When ratification by the states was begun on June 4, 1919 it only took six days for Illinois, Michigan and Wisconsin to all ratify the amendment. Kansas, New York and Ohio followed on June 16, 1919. The last required 36th state to ratify was Tennessee, who barely ratified the amendment on August 18, 1920.

Jun 10, 1919

Jun 10, 1919

Jun 10, 1919

Jun 16, 1919

New York
Jun 16, 1919

Jun 16, 1919

Jun 24, 1919

Jun 25, 1919

Jun 28, 1919

July 2, 1919

Jul 3, 1919

Jul 28, 1919

Aug 2, 1919

Aug 2, 1919

Sep 8, 1919

New Hampshire
Sep 10, 1919

Oct 2, 1919

Nov 1, 1919

Nov 5, 1919

North Dakota
Dec 1, 1919

South Dakota
Dec 4, 1919

Dec 15, 1919

Jan 6, 1920

Rhode Island
Jan 6, 1920

Jan 13, 1920

Jan 16, 1920

Jan 27, 1920

Feb 7, 1920

New Jersey
Feb 9, 1920

Feb 11, 1920

Feb 12, 1920

New Mexico
Feb 21, 1920

Feb 28, 1920

West Virginia
Mar 10, 1920

Mar 22, 1920

Aug 18, 1920
Sep 14, 1920

Feb 8, 1921

Mar 6, 1923

Mar 29, 1941

Feb 21, 1952

Sep 8, 1953

May 13, 1969

South Carolina
Jul 1, 1969

Feb 20, 1970

Jun 11, 1970

North Carolina
May 6, 1971

Mar 22, 1984

Ratified in 441 days

Iron Jawed Angels doesn't spend to much time on this but in the portion that it does it is portrayed correctly.  Tennessee was the final state to pass the 3/4 ratification.

Reaction to Passing

The passing of the amendment brought great excitement and joy to all woman throughout the United States.  Although the day was great for NWP they continued to fight for equal rights.  Alice Paul authored the Equal Rights Act and continued to lobby for it until her death.

According to Alice Paul Website when Tennessee announced the passing of the 19th amendment NWP unfurled a purple, yellow, and white flag with 36 states symbolizing the states that ratified the decision.  The picture shown below was also taken before the amendment passed.  Alice knew the potential for media coverage and was prepared in advance by taken a picture.

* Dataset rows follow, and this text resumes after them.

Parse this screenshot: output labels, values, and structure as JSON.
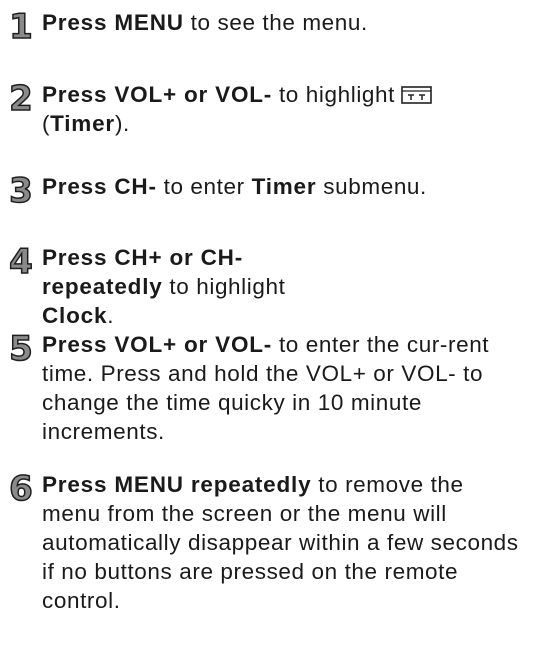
{
  "steps": [
    {
      "number": "1",
      "segments": [
        {
          "text": "Press MENU",
          "bold": true
        },
        {
          "text": " to see the menu.",
          "bold": false
        }
      ]
    },
    {
      "number": "2",
      "line1": [
        {
          "text": "Press VOL+ or VOL-",
          "bold": true
        },
        {
          "text": " to highlight",
          "bold": false
        }
      ],
      "icon": "timer-icon",
      "line2": [
        {
          "text": "(",
          "bold": false
        },
        {
          "text": "Timer",
          "bold": true
        },
        {
          "text": ").",
          "bold": false
        }
      ]
    },
    {
      "number": "3",
      "segments": [
        {
          "text": "Press CH-",
          "bold": true
        },
        {
          "text": " to enter ",
          "bold": false
        },
        {
          "text": "Timer",
          "bold": true
        },
        {
          "text": " submenu.",
          "bold": false
        }
      ]
    },
    {
      "number": "4",
      "segments": [
        {
          "text": "Press CH+ or CH- repeatedly",
          "bold": true
        },
        {
          "text": " to highlight ",
          "bold": false
        },
        {
          "text": "Clock",
          "bold": true
        },
        {
          "text": ".",
          "bold": false
        }
      ]
    },
    {
      "number": "5",
      "segments": [
        {
          "text": "Press VOL+ or VOL-",
          "bold": true
        },
        {
          "text": " to enter the cur-rent time. Press and hold the VOL+ or VOL- to change the time quicky in 10 minute increments.",
          "bold": false
        }
      ]
    },
    {
      "number": "6",
      "segments": [
        {
          "text": "Press MENU repeatedly",
          "bold": true
        },
        {
          "text": " to remove the menu from the screen or the menu will automatically disappear within a few seconds if no buttons are pressed on the remote control.",
          "bold": false
        }
      ]
    }
  ]
}
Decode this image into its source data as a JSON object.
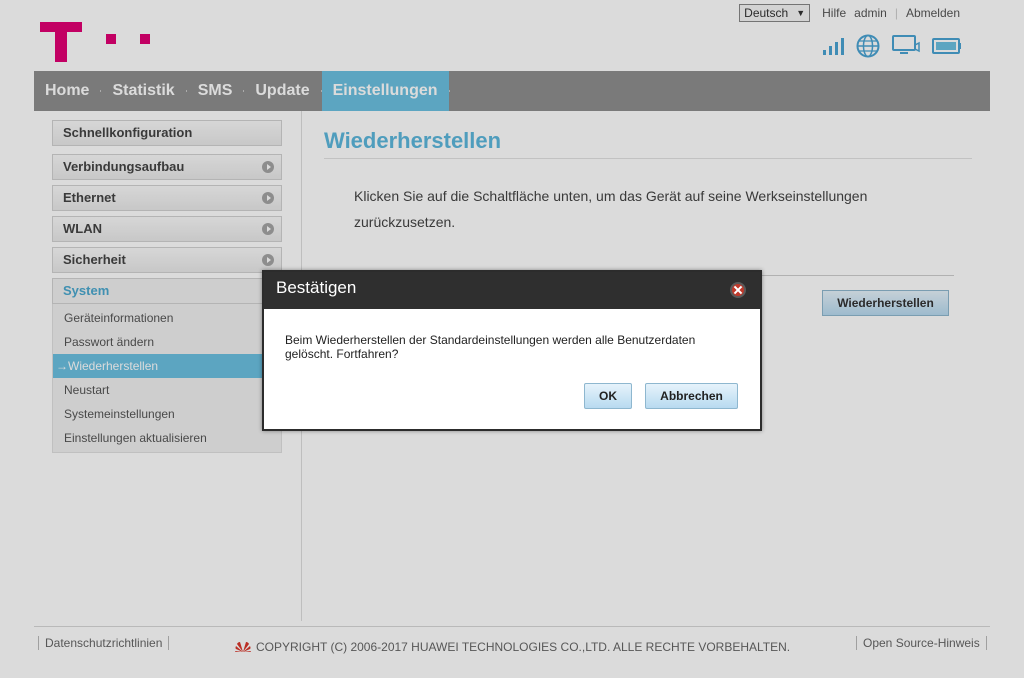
{
  "header": {
    "language": "Deutsch",
    "help": "Hilfe",
    "user": "admin",
    "logout": "Abmelden"
  },
  "nav": {
    "items": [
      {
        "label": "Home"
      },
      {
        "label": "Statistik"
      },
      {
        "label": "SMS"
      },
      {
        "label": "Update"
      },
      {
        "label": "Einstellungen"
      }
    ]
  },
  "sidebar": {
    "quick": "Schnellkonfiguration",
    "items": [
      {
        "label": "Verbindungsaufbau"
      },
      {
        "label": "Ethernet"
      },
      {
        "label": "WLAN"
      },
      {
        "label": "Sicherheit"
      }
    ],
    "system": {
      "label": "System",
      "sub": [
        {
          "label": "Geräteinformationen"
        },
        {
          "label": "Passwort ändern"
        },
        {
          "label": "Wiederherstellen"
        },
        {
          "label": "Neustart"
        },
        {
          "label": "Systemeinstellungen"
        },
        {
          "label": "Einstellungen aktualisieren"
        }
      ]
    }
  },
  "main": {
    "title": "Wiederherstellen",
    "description": "Klicken Sie auf die Schaltfläche unten, um das Gerät auf seine Werkseinstellungen zurückzusetzen.",
    "button": "Wiederherstellen"
  },
  "footer": {
    "privacy": "Datenschutzrichtlinien",
    "copyright": "COPYRIGHT (C) 2006-2017 HUAWEI TECHNOLOGIES CO.,LTD. ALLE RECHTE VORBEHALTEN.",
    "opensource": "Open Source-Hinweis"
  },
  "dialog": {
    "title": "Bestätigen",
    "message": "Beim Wiederherstellen der Standardeinstellungen werden alle Benutzerdaten gelöscht. Fortfahren?",
    "ok": "OK",
    "cancel": "Abbrechen"
  },
  "colors": {
    "brand": "#e20074",
    "accent": "#6cc1e1",
    "nav_bg": "#8f8f8f",
    "title": "#5cb7dc"
  },
  "icons": [
    "signal-icon",
    "globe-icon",
    "monitor-icon",
    "battery-icon",
    "close-icon",
    "chevron-right-icon",
    "huawei-logo-icon"
  ]
}
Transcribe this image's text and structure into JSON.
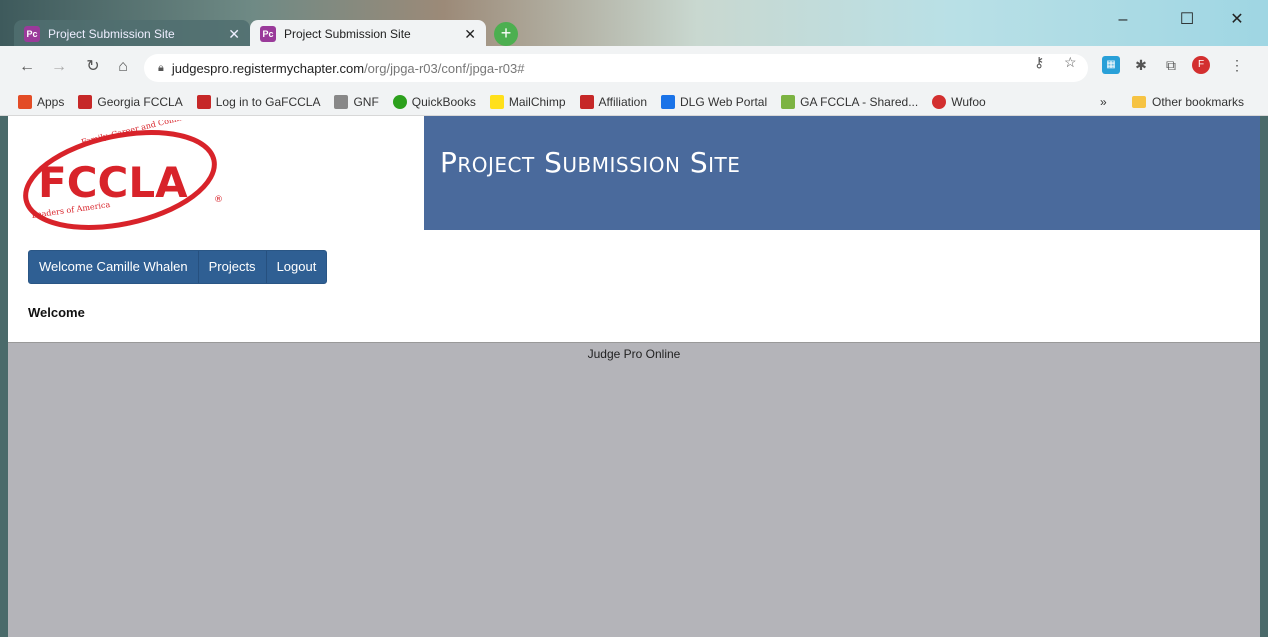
{
  "tabs": [
    {
      "label": "Project Submission Site",
      "favicon": "Pc"
    },
    {
      "label": "Project Submission Site",
      "favicon": "Pc"
    }
  ],
  "address": {
    "host": "judgespro.registermychapter.com",
    "path": "/org/jpga-r03/conf/jpga-r03#"
  },
  "bookmarks": [
    {
      "label": "Apps",
      "color": "#e34c26"
    },
    {
      "label": "Georgia FCCLA",
      "color": "#c62828"
    },
    {
      "label": "Log in to GaFCCLA",
      "color": "#c62828"
    },
    {
      "label": "GNF",
      "color": "#888888"
    },
    {
      "label": "QuickBooks",
      "color": "#2ca01c"
    },
    {
      "label": "MailChimp",
      "color": "#ffe01b"
    },
    {
      "label": "Affiliation",
      "color": "#c62828"
    },
    {
      "label": "DLG Web Portal",
      "color": "#1a73e8"
    },
    {
      "label": "GA FCCLA - Shared...",
      "color": "#7cb342"
    },
    {
      "label": "Wufoo",
      "color": "#d32f2f"
    }
  ],
  "bookmarks_more": "»",
  "other_bookmarks": "Other bookmarks",
  "logo": {
    "main": "FCCLA",
    "arc_top": "Family, Career and Community",
    "arc_bottom": "Leaders of America",
    "reg": "®"
  },
  "banner": {
    "title": "Project Submission Site"
  },
  "nav": {
    "welcome": "Welcome Camille Whalen",
    "projects": "Projects",
    "logout": "Logout"
  },
  "page": {
    "heading": "Welcome",
    "footer": "Judge Pro Online"
  },
  "colors": {
    "banner": "#4a6a9c",
    "nav": "#2f5f93",
    "background": "#b4b4b9"
  }
}
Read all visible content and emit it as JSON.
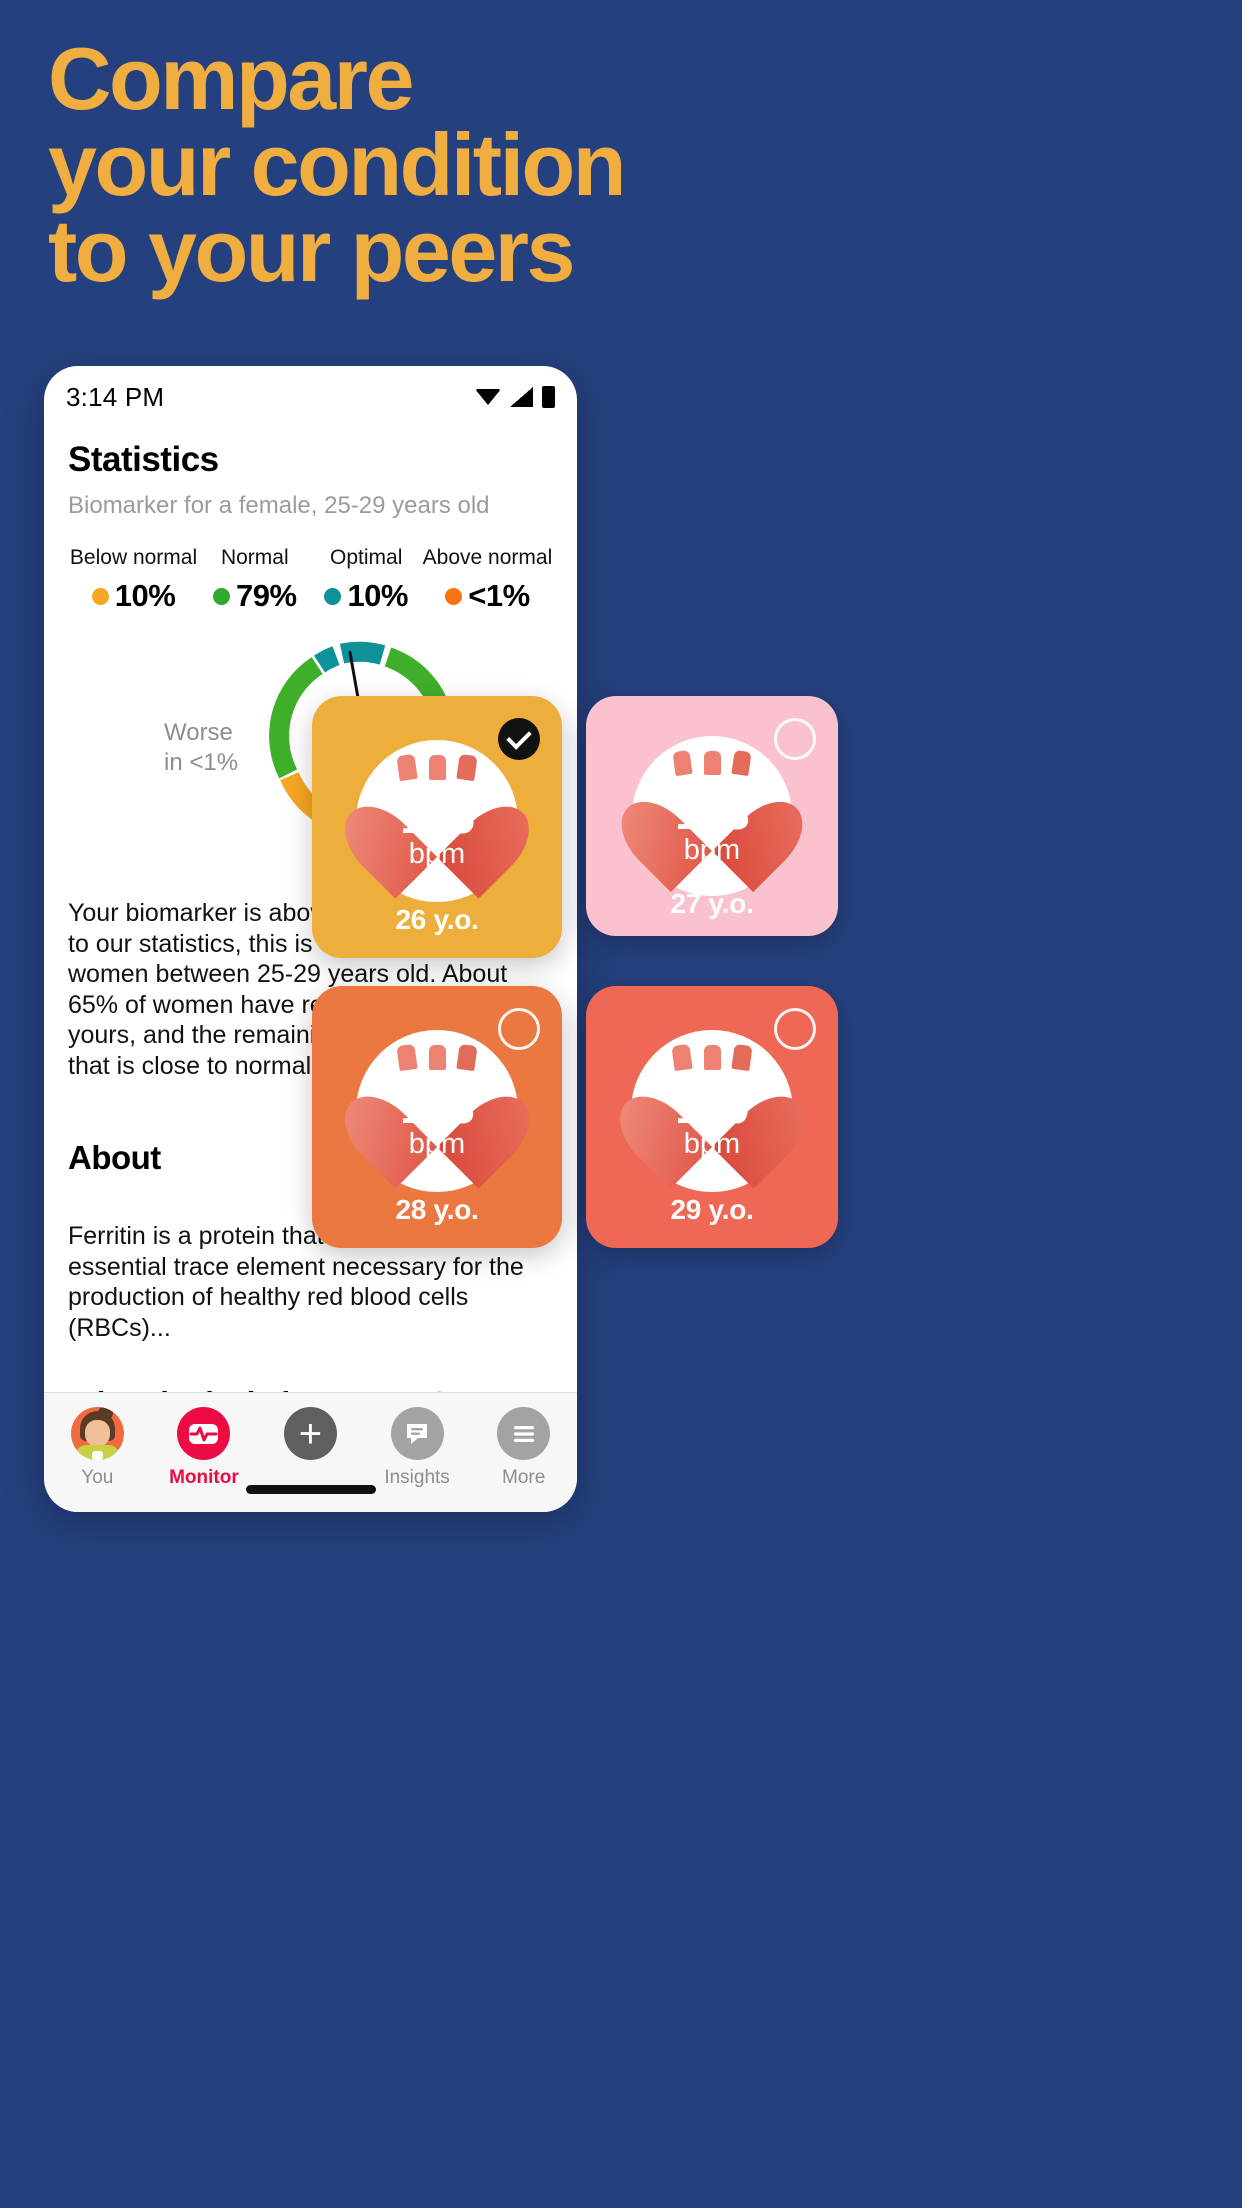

Iron Jawed Angels accurately portrays the passing of the 19th amendment with flag being hung.

NAWSA Picture -
Alice Paul Flag Picture -
Votes for Women Sign Picture -
Wilson's Speech -
Harry Burns Pictures and Information -
Ratify Time Line -
Woodrow Picture -